6. Let AmeriCorps Alums know if your submission gets picked up! Email ken [at] americorpsalums [dot] org with links to the story so we can share with our network!
As a former AmeriCorps member, I have seen the difference a dedicated group of ordinary citizens can make in their local community. [Insert brief story from your service year]
But now Members of Congress in Washington want to take that power away from Americans who want to serve their country. With a recent vote in the House that would strip funding from AmeriCorps, policymakers are saying that communities don’t need the support from programs like AmeriCorps and people across the country don’t deserve the opportunity to help their neighbors in need. As an AmeriCorps Alum I have seen the effects on both sides of the equation and urge our country’s lawmakers to recognize the value of this vital program for communities across the country.
The bi-partisan leadership that led to the signing of the Serve America Act on April 21, 2009 is still needed, to support funding and opportunities for a generation that wants to serve. Please support the work that service has positively impacted in our community – and support National service for our future.
Key Messages You Can Include
- In 2011, there were 582,000 applications for 82,000 AmeriCorps slots, up from 536,000 last year. That means over one million applications to serve our country were rejected over the course of the last two years, with many applicants coming from demographic groups with historic unemployment rates, including young adults and minorities. Today, it is nearly as hard to get into AmeriCorps as it is an Ivy League college.
- Local governments rely increasingly on service organizations to fill the gaps in services they can no longer afford to provide on their own.
- Yet as demand for services expands, 89% of nonprofits report experiencing significant economic stress as financial and staff resources dwindle. At the very time when they are needed most, many nonprofits are cutting back on the services they provide and are in jeopardy of closing their doors.
- National service leverages public dollars into maximum positive outcomes for the local community.
- Competitive bids for CNCS funds ensure the best use of public dollars.

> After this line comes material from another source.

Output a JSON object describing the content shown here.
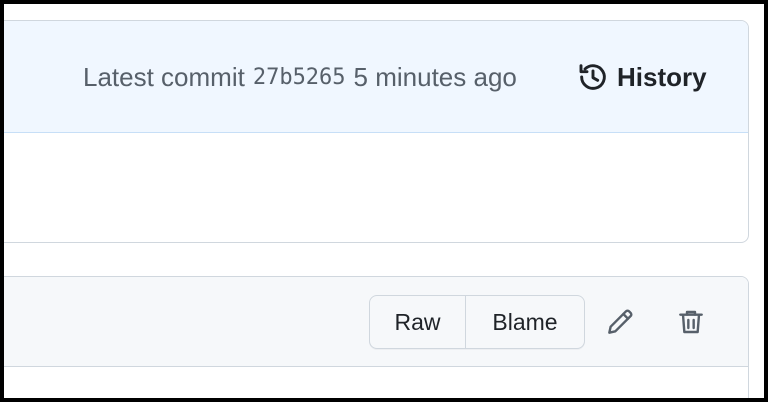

- These national service participants and volunteers provide low-cost, high-yield "boots on the ground” badly needed in communities throughout the country.
- In today’s jobs crisis, we can’t afford to lose the jobs provided by national service organizations.
Addressing Community Needs
- Helps our country’s global competitiveness and alleviates impacts from the recession by reducing stress on government services.
- The programs supported by the Corporation for National and Community Service provide badly needed human capital to strapped nonprofits - enabling volunteers to tutor and mentor students during the school day, run after-school programs, and assist food banks and other service agencies.
- Local economies are in trouble, communities are in need of immediate assistance, and recent disasters require responses. Through AmeriCorps, hundreds of thousands of Americans are applying to serve, demonstrating their commitment to developing community solutions.
- National service has consistently provided outcomes that benefit the community.
- Service is a tangible and meaningful way for Americans of all ages to share in the responsibility of helping their neighbors through challenging times.
- Throughout the last 20 years, over 775,000 AmeriCorps members have been deployed across the country to tutor and mentor students during the school day, run after-school programs, assist food banks and rebuild communities affected by natural disasters.
- Can we afford to let national service become an unattainable path for millions of Americans who want to serve when communities and families are in such desperate need of their support?